**What to produce:** Each line below that includes the word "Opportunity" is to be reported.
** Exercise materials follows **
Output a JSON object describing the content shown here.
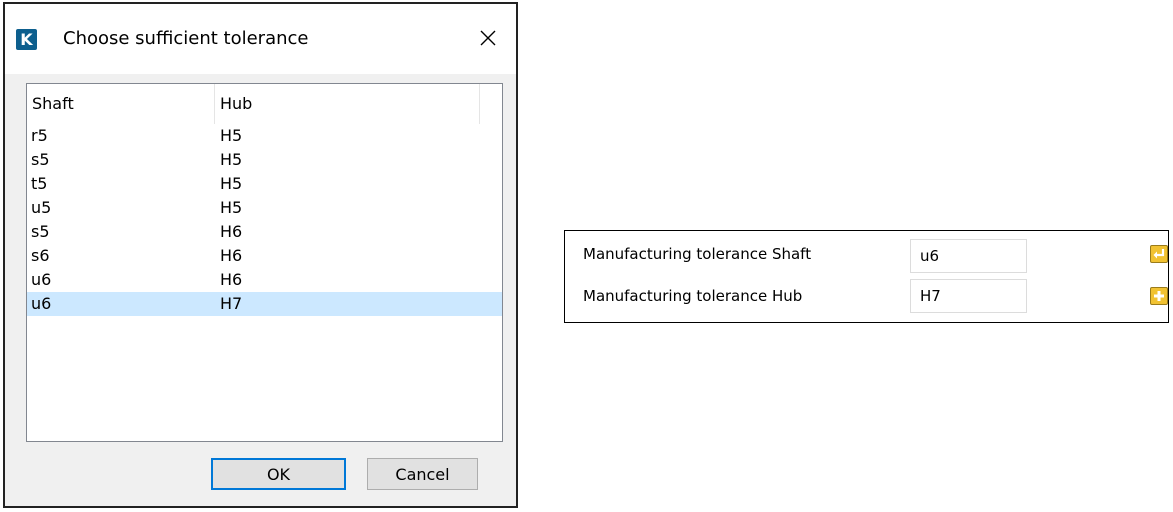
{
  "dialog": {
    "logo_letter": "K",
    "title": "Choose sufficient tolerance",
    "columns": {
      "shaft": "Shaft",
      "hub": "Hub"
    },
    "rows": [
      {
        "shaft": "r5",
        "hub": "H5"
      },
      {
        "shaft": "s5",
        "hub": "H5"
      },
      {
        "shaft": "t5",
        "hub": "H5"
      },
      {
        "shaft": "u5",
        "hub": "H5"
      },
      {
        "shaft": "s5",
        "hub": "H6"
      },
      {
        "shaft": "s6",
        "hub": "H6"
      },
      {
        "shaft": "u6",
        "hub": "H6"
      },
      {
        "shaft": "u6",
        "hub": "H7"
      }
    ],
    "selected_row": 7,
    "ok_label": "OK",
    "cancel_label": "Cancel"
  },
  "panel": {
    "shaft_label": "Manufacturing tolerance Shaft",
    "shaft_value": "u6",
    "hub_label": "Manufacturing tolerance Hub",
    "hub_value": "H7",
    "shaft_button_icon": "enter-arrow-icon",
    "hub_button_icon": "plus-icon"
  },
  "colors": {
    "logo": "#0d5f8e",
    "selection": "#cce8ff",
    "default_button_border": "#0078d7",
    "icon_button": "#f1c232"
  }
}
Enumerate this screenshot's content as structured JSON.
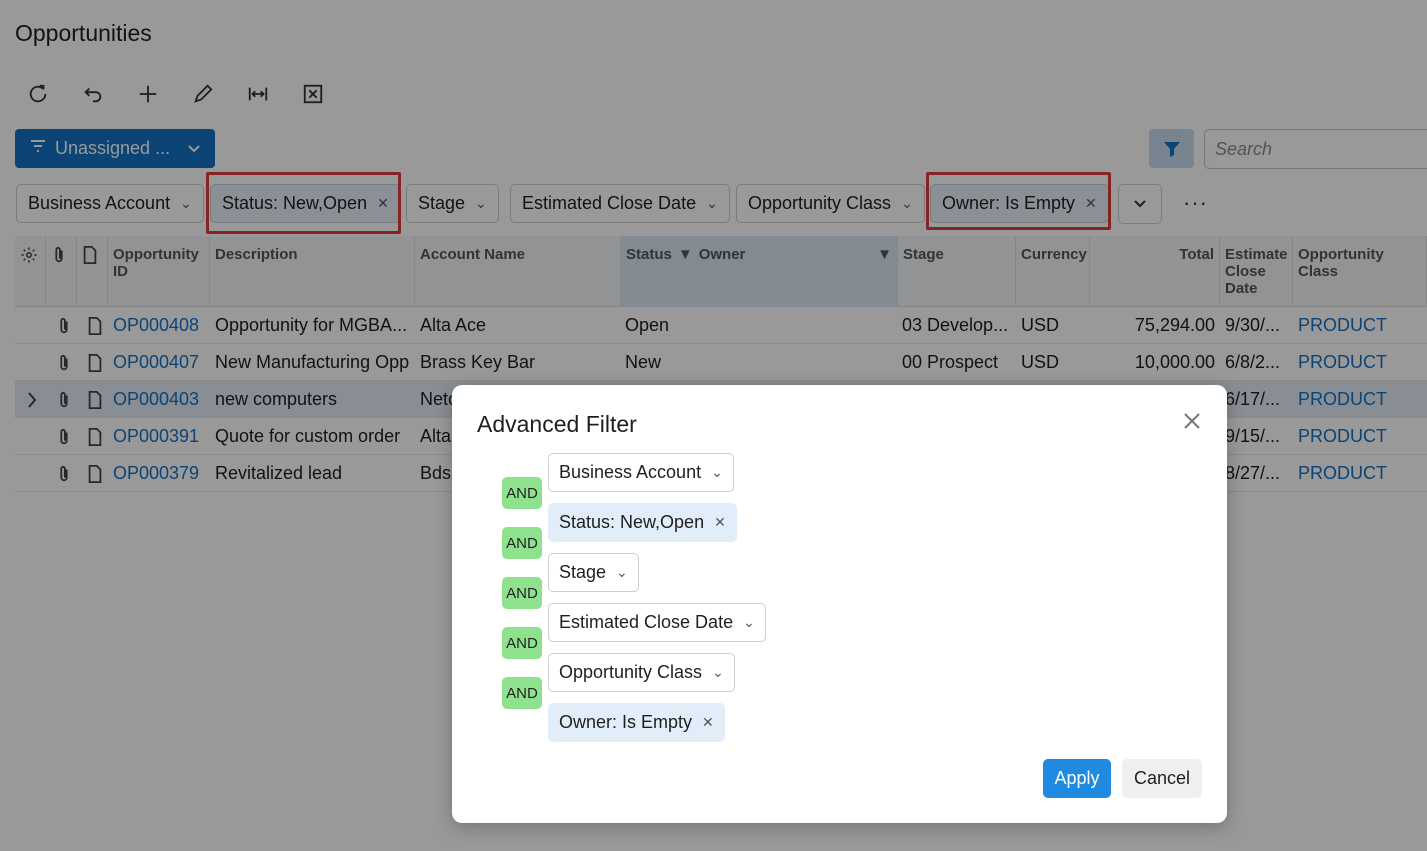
{
  "page": {
    "title": "Opportunities"
  },
  "toolbar": {
    "buttons": [
      {
        "icon": "refresh-icon"
      },
      {
        "icon": "undo-icon"
      },
      {
        "icon": "add-icon"
      },
      {
        "icon": "edit-icon"
      },
      {
        "icon": "fit-width-icon"
      },
      {
        "icon": "export-excel-icon"
      }
    ]
  },
  "view": {
    "label": "Unassigned ..."
  },
  "search": {
    "placeholder": "Search"
  },
  "filters": {
    "business_account": "Business Account",
    "status": "Status: New,Open",
    "stage": "Stage",
    "estimated_close_date": "Estimated Close Date",
    "opportunity_class": "Opportunity Class",
    "owner": "Owner: Is Empty",
    "more": "···"
  },
  "grid": {
    "headers": {
      "opportunity_id": "Opportunity ID",
      "description": "Description",
      "account_name": "Account Name",
      "status": "Status",
      "owner": "Owner",
      "stage": "Stage",
      "currency": "Currency",
      "total": "Total",
      "estimated_close_date": "Estimate Close Date",
      "opportunity_class": "Opportunity Class"
    },
    "rows": [
      {
        "id": "OP000408",
        "description": "Opportunity for MGBA...",
        "account": "Alta Ace",
        "status": "Open",
        "stage": "03 Develop...",
        "currency": "USD",
        "total": "75,294.00",
        "close_date": "9/30/...",
        "class": "PRODUCT"
      },
      {
        "id": "OP000407",
        "description": "New Manufacturing Opp",
        "account": "Brass Key Bar",
        "status": "New",
        "stage": "00 Prospect",
        "currency": "USD",
        "total": "10,000.00",
        "close_date": "6/8/2...",
        "class": "PRODUCT"
      },
      {
        "id": "OP000403",
        "description": "new computers",
        "account": "Neto",
        "status": "",
        "stage": "",
        "currency": "",
        "total": "",
        "close_date": "6/17/...",
        "class": "PRODUCT"
      },
      {
        "id": "OP000391",
        "description": "Quote for custom order",
        "account": "Alta",
        "status": "",
        "stage": "",
        "currency": "",
        "total": "",
        "close_date": "9/15/...",
        "class": "PRODUCT"
      },
      {
        "id": "OP000379",
        "description": "Revitalized lead",
        "account": "Bds",
        "status": "",
        "stage": "",
        "currency": "",
        "total": "",
        "close_date": "8/27/...",
        "class": "PRODUCT"
      }
    ]
  },
  "dialog": {
    "title": "Advanced Filter",
    "operator": "AND",
    "conditions": [
      "Business Account",
      "Status: New,Open",
      "Stage",
      "Estimated Close Date",
      "Opportunity Class",
      "Owner: Is Empty"
    ],
    "apply_label": "Apply",
    "cancel_label": "Cancel"
  },
  "colors": {
    "accent": "#1572c4",
    "and_badge": "#8ee28e",
    "highlight": "#e03b3b"
  }
}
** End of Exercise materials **
**Result below:**
    "opportunity_class": "Opportunity Class",
      "opportunity_id": "Opportunity ID",
      "opportunity_class": "Opportunity Class"
        "description": "Opportunity for MGBA...",
      "Opportunity Class",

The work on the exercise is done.